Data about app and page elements
★ ★ ★ ★ ★ ★ ★

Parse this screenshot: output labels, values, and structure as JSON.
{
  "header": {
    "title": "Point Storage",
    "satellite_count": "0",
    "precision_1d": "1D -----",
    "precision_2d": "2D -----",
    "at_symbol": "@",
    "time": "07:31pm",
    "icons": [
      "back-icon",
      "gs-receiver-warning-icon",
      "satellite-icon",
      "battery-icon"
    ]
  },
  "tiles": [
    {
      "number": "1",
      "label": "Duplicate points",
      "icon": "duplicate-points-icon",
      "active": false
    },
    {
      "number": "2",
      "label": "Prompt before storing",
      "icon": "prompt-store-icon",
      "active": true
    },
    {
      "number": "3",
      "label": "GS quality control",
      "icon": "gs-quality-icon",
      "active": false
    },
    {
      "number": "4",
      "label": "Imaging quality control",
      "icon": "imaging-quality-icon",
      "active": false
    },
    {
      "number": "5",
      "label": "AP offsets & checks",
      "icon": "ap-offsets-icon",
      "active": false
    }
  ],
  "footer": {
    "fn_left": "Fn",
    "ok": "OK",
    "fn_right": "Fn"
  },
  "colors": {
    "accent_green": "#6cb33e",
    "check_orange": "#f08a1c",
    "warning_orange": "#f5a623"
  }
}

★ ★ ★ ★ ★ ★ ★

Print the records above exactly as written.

Reply to the exercise →
Parse this screenshot: output labels, values, and structure as JSON.
{
  "header": {
    "title": "Point Storage",
    "satellite_count": "0",
    "precision_1d": "1D -----",
    "precision_2d": "2D -----",
    "at_symbol": "@",
    "time": "07:31pm",
    "icons": [
      "back-icon",
      "gs-receiver-warning-icon",
      "satellite-icon",
      "battery-icon"
    ]
  },
  "tiles": [
    {
      "number": "1",
      "label": "Duplicate points",
      "icon": "duplicate-points-icon",
      "active": false
    },
    {
      "number": "2",
      "label": "Prompt before storing",
      "icon": "prompt-store-icon",
      "active": true
    },
    {
      "number": "3",
      "label": "GS quality control",
      "icon": "gs-quality-icon",
      "active": false
    },
    {
      "number": "4",
      "label": "Imaging quality control",
      "icon": "imaging-quality-icon",
      "active": false
    },
    {
      "number": "5",
      "label": "AP offsets & checks",
      "icon": "ap-offsets-icon",
      "active": false
    }
  ],
  "footer": {
    "fn_left": "Fn",
    "ok": "OK",
    "fn_right": "Fn"
  },
  "colors": {
    "accent_green": "#6cb33e",
    "check_orange": "#f08a1c",
    "warning_orange": "#f5a623"
  }
}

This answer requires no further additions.